WORK TO COMPLETE
Write out the records in full, exactly as given, but without the images.

(Entries from a dataset of interfaces)
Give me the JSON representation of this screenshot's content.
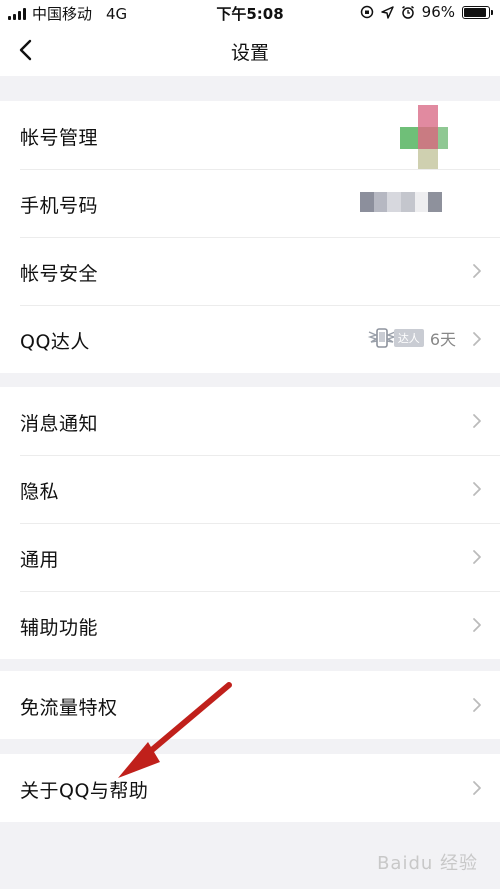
{
  "status_bar": {
    "carrier": "中国移动",
    "network": "4G",
    "time": "下午5:08",
    "battery": "96%",
    "battery_level": 0.96
  },
  "nav": {
    "title": "设置"
  },
  "groups": [
    {
      "items": [
        {
          "label": "帐号管理",
          "right": "avatar"
        },
        {
          "label": "手机号码",
          "right": "phone"
        },
        {
          "label": "帐号安全"
        },
        {
          "label": "QQ达人",
          "badge": "达人",
          "days": "6天"
        }
      ]
    },
    {
      "items": [
        {
          "label": "消息通知"
        },
        {
          "label": "隐私"
        },
        {
          "label": "通用"
        },
        {
          "label": "辅助功能"
        }
      ]
    },
    {
      "items": [
        {
          "label": "免流量特权"
        }
      ]
    },
    {
      "items": [
        {
          "label": "关于QQ与帮助"
        }
      ]
    }
  ],
  "watermark": "Baidu 经验",
  "colors": {
    "arrow": "#c0201b",
    "background": "#f2f2f5"
  }
}
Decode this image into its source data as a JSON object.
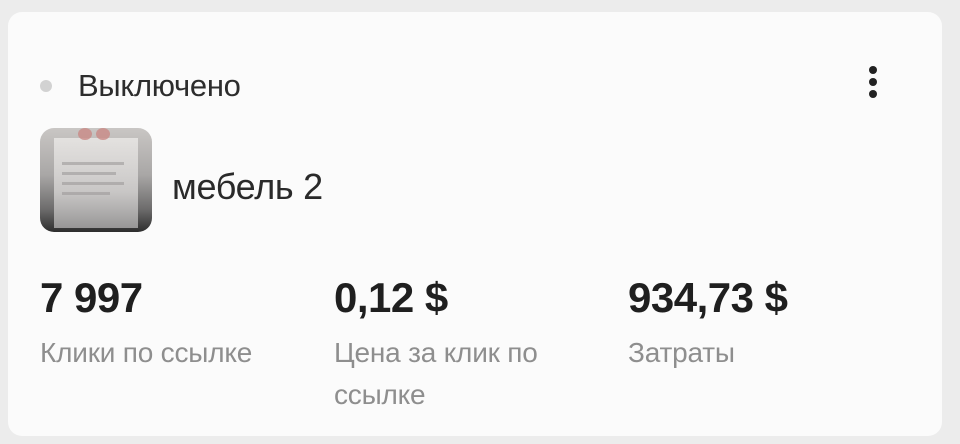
{
  "status": {
    "label": "Выключено",
    "dot_color": "#d2d2d2"
  },
  "menu": {
    "icon": "more-vertical-icon"
  },
  "campaign": {
    "name": "мебель 2",
    "thumbnail": "ad-thumbnail-image"
  },
  "metrics": [
    {
      "value": "7 997",
      "label": "Клики по ссылке"
    },
    {
      "value": "0,12 $",
      "label": "Цена за клик по ссылке"
    },
    {
      "value": "934,73 $",
      "label": "Затраты"
    }
  ]
}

ANSWER TO THE EXERCISE
Give me the JSON representation of this screenshot's content.
{
  "status_bar": {
    "carrier": "中国移动",
    "network": "4G",
    "time": "下午5:08",
    "battery": "96%",
    "battery_level": 0.96
  },
  "nav": {
    "title": "设置"
  },
  "groups": [
    {
      "items": [
        {
          "label": "帐号管理",
          "right": "avatar"
        },
        {
          "label": "手机号码",
          "right": "phone"
        },
        {
          "label": "帐号安全"
        },
        {
          "label": "QQ达人",
          "badge": "达人",
          "days": "6天"
        }
      ]
    },
    {
      "items": [
        {
          "label": "消息通知"
        },
        {
          "label": "隐私"
        },
        {
          "label": "通用"
        },
        {
          "label": "辅助功能"
        }
      ]
    },
    {
      "items": [
        {
          "label": "免流量特权"
        }
      ]
    },
    {
      "items": [
        {
          "label": "关于QQ与帮助"
        }
      ]
    }
  ],
  "watermark": "Baidu 经验",
  "colors": {
    "arrow": "#c0201b",
    "background": "#f2f2f5"
  }
}
Decode this image into its source data as a JSON object.
{
  "status": {
    "label": "Выключено",
    "dot_color": "#d2d2d2"
  },
  "menu": {
    "icon": "more-vertical-icon"
  },
  "campaign": {
    "name": "мебель 2",
    "thumbnail": "ad-thumbnail-image"
  },
  "metrics": [
    {
      "value": "7 997",
      "label": "Клики по ссылке"
    },
    {
      "value": "0,12 $",
      "label": "Цена за клик по ссылке"
    },
    {
      "value": "934,73 $",
      "label": "Затраты"
    }
  ]
}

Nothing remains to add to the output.